===== TASK INPUTS =====

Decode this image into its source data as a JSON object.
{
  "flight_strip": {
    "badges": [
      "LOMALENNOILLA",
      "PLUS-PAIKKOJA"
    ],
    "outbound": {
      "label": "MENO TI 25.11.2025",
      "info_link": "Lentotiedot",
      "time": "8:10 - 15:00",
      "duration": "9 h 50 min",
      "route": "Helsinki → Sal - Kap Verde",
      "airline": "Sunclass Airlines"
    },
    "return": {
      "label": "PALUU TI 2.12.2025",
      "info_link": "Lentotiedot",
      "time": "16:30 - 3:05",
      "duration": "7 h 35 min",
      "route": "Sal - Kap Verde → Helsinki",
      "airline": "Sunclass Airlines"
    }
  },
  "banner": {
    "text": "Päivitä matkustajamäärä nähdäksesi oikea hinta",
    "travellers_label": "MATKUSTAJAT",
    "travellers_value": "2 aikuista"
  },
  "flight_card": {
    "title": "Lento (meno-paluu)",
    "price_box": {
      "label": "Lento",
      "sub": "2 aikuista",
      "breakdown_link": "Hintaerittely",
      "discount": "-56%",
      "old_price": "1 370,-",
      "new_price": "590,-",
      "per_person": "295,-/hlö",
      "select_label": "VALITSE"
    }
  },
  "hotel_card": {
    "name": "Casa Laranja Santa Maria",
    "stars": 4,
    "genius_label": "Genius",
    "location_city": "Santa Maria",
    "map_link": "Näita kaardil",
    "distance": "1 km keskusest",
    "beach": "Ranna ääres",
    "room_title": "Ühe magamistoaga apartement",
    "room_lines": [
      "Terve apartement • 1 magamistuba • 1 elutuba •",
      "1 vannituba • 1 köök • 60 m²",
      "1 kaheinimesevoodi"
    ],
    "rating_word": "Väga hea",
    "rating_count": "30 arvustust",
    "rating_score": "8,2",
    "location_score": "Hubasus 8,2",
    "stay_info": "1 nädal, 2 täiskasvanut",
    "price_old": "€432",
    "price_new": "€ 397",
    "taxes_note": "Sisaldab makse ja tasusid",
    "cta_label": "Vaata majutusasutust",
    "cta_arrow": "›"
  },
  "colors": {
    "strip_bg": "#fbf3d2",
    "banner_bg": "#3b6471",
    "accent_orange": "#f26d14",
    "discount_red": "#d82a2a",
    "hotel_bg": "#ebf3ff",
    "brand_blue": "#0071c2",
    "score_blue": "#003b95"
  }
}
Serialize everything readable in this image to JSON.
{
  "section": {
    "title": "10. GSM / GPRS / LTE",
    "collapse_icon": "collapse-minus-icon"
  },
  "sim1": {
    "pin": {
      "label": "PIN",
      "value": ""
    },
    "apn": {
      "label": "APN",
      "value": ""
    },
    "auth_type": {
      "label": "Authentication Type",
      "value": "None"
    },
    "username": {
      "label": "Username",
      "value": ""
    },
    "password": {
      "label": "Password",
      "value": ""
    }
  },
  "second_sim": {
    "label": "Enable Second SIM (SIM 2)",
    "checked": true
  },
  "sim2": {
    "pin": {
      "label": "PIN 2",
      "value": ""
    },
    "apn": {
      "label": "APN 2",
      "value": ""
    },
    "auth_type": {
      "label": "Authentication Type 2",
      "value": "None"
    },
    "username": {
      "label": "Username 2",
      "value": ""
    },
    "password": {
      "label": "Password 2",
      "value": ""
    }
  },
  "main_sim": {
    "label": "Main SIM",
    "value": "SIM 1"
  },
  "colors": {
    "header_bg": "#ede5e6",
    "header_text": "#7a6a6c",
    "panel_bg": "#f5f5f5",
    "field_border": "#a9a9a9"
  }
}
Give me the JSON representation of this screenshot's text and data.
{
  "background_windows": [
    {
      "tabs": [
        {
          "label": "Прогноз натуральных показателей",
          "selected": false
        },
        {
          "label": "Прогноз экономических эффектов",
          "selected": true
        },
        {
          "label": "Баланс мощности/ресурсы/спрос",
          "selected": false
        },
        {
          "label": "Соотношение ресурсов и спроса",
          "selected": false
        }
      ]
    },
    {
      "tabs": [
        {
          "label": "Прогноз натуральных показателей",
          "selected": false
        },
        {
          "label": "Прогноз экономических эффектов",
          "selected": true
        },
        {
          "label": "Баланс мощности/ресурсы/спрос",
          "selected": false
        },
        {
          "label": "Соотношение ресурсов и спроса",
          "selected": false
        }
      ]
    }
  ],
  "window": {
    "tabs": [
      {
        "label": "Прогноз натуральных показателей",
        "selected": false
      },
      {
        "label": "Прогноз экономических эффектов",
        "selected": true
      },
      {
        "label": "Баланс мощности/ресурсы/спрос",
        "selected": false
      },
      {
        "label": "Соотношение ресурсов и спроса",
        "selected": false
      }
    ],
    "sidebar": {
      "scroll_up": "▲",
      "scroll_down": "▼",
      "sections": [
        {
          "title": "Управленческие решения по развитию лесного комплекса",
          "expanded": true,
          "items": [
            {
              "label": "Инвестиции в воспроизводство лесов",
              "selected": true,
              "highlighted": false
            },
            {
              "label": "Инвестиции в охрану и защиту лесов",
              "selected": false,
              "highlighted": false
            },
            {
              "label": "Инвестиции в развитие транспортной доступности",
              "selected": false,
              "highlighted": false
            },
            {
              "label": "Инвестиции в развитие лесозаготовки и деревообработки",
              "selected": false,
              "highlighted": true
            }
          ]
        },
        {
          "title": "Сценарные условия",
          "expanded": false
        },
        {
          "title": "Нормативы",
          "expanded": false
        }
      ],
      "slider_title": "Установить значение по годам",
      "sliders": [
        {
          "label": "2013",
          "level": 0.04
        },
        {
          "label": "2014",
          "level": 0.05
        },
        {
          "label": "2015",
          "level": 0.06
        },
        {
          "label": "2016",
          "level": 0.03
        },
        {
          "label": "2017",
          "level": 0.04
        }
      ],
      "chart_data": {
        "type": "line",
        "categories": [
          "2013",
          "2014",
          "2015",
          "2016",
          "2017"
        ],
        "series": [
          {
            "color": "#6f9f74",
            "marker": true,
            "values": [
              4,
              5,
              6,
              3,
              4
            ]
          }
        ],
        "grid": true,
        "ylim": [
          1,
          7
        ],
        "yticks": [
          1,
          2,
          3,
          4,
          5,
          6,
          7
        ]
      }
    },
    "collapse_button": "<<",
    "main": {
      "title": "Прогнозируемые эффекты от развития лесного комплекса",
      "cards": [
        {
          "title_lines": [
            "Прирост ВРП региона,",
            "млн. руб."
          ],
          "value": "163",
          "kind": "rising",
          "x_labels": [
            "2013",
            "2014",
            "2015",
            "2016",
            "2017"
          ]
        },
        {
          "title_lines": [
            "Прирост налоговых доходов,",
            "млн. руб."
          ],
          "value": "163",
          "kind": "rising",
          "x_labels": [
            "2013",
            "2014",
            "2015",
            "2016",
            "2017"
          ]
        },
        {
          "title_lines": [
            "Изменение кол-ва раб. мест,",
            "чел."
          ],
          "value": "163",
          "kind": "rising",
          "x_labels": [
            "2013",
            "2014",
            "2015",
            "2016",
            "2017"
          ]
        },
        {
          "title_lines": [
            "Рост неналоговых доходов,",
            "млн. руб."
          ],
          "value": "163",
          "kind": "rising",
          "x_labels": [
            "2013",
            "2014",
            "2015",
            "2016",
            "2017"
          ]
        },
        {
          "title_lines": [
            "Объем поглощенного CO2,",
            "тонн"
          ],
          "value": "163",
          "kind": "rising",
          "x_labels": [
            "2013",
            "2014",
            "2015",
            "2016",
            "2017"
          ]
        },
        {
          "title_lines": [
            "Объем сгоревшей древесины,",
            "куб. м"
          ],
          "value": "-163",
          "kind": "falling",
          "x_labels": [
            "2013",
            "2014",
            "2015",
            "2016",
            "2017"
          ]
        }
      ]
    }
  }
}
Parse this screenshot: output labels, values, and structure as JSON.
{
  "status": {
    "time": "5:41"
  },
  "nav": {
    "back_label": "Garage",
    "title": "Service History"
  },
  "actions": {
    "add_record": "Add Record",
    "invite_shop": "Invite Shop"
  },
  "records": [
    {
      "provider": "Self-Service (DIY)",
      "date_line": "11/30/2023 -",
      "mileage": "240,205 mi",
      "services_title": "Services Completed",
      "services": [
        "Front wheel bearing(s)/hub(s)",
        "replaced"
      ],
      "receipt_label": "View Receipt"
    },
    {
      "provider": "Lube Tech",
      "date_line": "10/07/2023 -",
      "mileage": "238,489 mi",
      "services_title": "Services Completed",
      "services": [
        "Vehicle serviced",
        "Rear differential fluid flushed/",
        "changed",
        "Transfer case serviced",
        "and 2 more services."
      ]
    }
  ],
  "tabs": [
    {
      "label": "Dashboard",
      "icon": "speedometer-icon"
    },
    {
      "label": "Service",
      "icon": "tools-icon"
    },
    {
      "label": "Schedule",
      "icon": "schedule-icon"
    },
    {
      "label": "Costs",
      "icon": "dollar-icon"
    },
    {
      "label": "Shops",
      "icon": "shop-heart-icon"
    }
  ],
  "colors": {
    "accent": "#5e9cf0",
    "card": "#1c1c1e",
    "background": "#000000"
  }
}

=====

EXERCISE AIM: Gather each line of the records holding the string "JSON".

ANSWER TO THIS TASK:
Decode this image into its source data as a JSON object.
Serialize everything readable in this image to JSON.
Give me the JSON representation of this screenshot's text and data.
Parse this screenshot: output labels, values, and structure as JSON.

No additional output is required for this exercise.